**WHAT THE EXERCISE ASKS**. Please return the records below exactly as they stand, with the pictures removed.

[[ RECORDS SHOWN, beginning ]]

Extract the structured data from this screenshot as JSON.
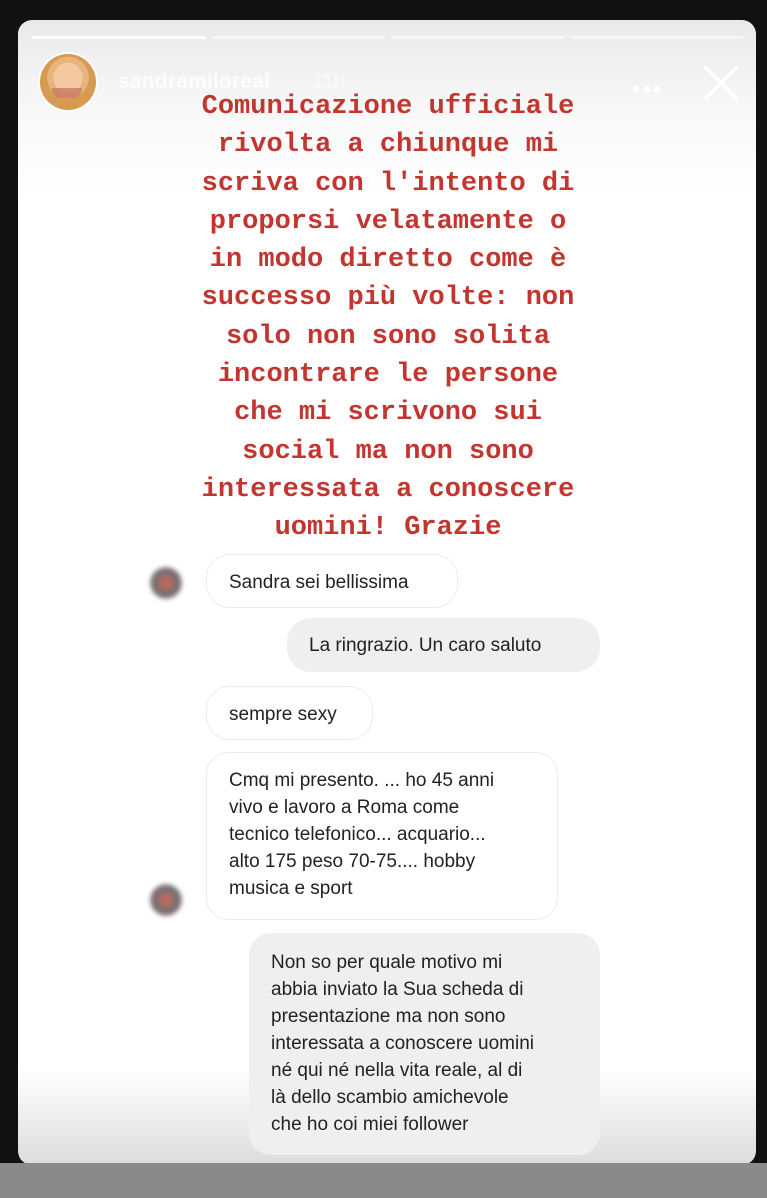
{
  "story": {
    "username": "sandramiloreal",
    "time": "11h",
    "more_icon": "more-horizontal-icon",
    "close_icon": "close-icon",
    "progress_segments": 4,
    "progress_done": 1,
    "caption": "Comunicazione ufficiale\nrivolta a chiunque mi\nscriva con l'intento di\nproporsi velatamente o\nin modo diretto come è\nsuccesso più volte: non\nsolo non sono solita\nincontrare le persone\nche mi scrivono sui\nsocial ma non sono\ninteressata a conoscere\nuomini! Grazie",
    "caption_color": "#c2362f"
  },
  "messages": [
    {
      "side": "in",
      "text": "Sandra sei bellissima"
    },
    {
      "side": "out",
      "text": "La ringrazio. Un caro saluto"
    },
    {
      "side": "in",
      "text": "sempre sexy"
    },
    {
      "side": "in",
      "text": "Cmq mi presento. ... ho 45 anni\nvivo e lavoro a Roma come\ntecnico telefonico... acquario...\nalto 175 peso 70-75.... hobby\nmusica e sport"
    },
    {
      "side": "out",
      "text": "Non so per quale motivo mi\nabbia inviato la Sua scheda di\npresentazione ma non sono\ninteressata a conoscere uomini\nné qui né nella vita reale, al di\nlà dello scambio amichevole\nche ho coi miei follower"
    }
  ]
}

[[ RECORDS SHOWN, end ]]

**RESPONSE AREA**.
Extract the structured data from this screenshot as JSON.
{
  "story": {
    "username": "sandramiloreal",
    "time": "11h",
    "more_icon": "more-horizontal-icon",
    "close_icon": "close-icon",
    "progress_segments": 4,
    "progress_done": 1,
    "caption": "Comunicazione ufficiale\nrivolta a chiunque mi\nscriva con l'intento di\nproporsi velatamente o\nin modo diretto come è\nsuccesso più volte: non\nsolo non sono solita\nincontrare le persone\nche mi scrivono sui\nsocial ma non sono\ninteressata a conoscere\nuomini! Grazie",
    "caption_color": "#c2362f"
  },
  "messages": [
    {
      "side": "in",
      "text": "Sandra sei bellissima"
    },
    {
      "side": "out",
      "text": "La ringrazio. Un caro saluto"
    },
    {
      "side": "in",
      "text": "sempre sexy"
    },
    {
      "side": "in",
      "text": "Cmq mi presento. ... ho 45 anni\nvivo e lavoro a Roma come\ntecnico telefonico... acquario...\nalto 175 peso 70-75.... hobby\nmusica e sport"
    },
    {
      "side": "out",
      "text": "Non so per quale motivo mi\nabbia inviato la Sua scheda di\npresentazione ma non sono\ninteressata a conoscere uomini\nné qui né nella vita reale, al di\nlà dello scambio amichevole\nche ho coi miei follower"
    }
  ]
}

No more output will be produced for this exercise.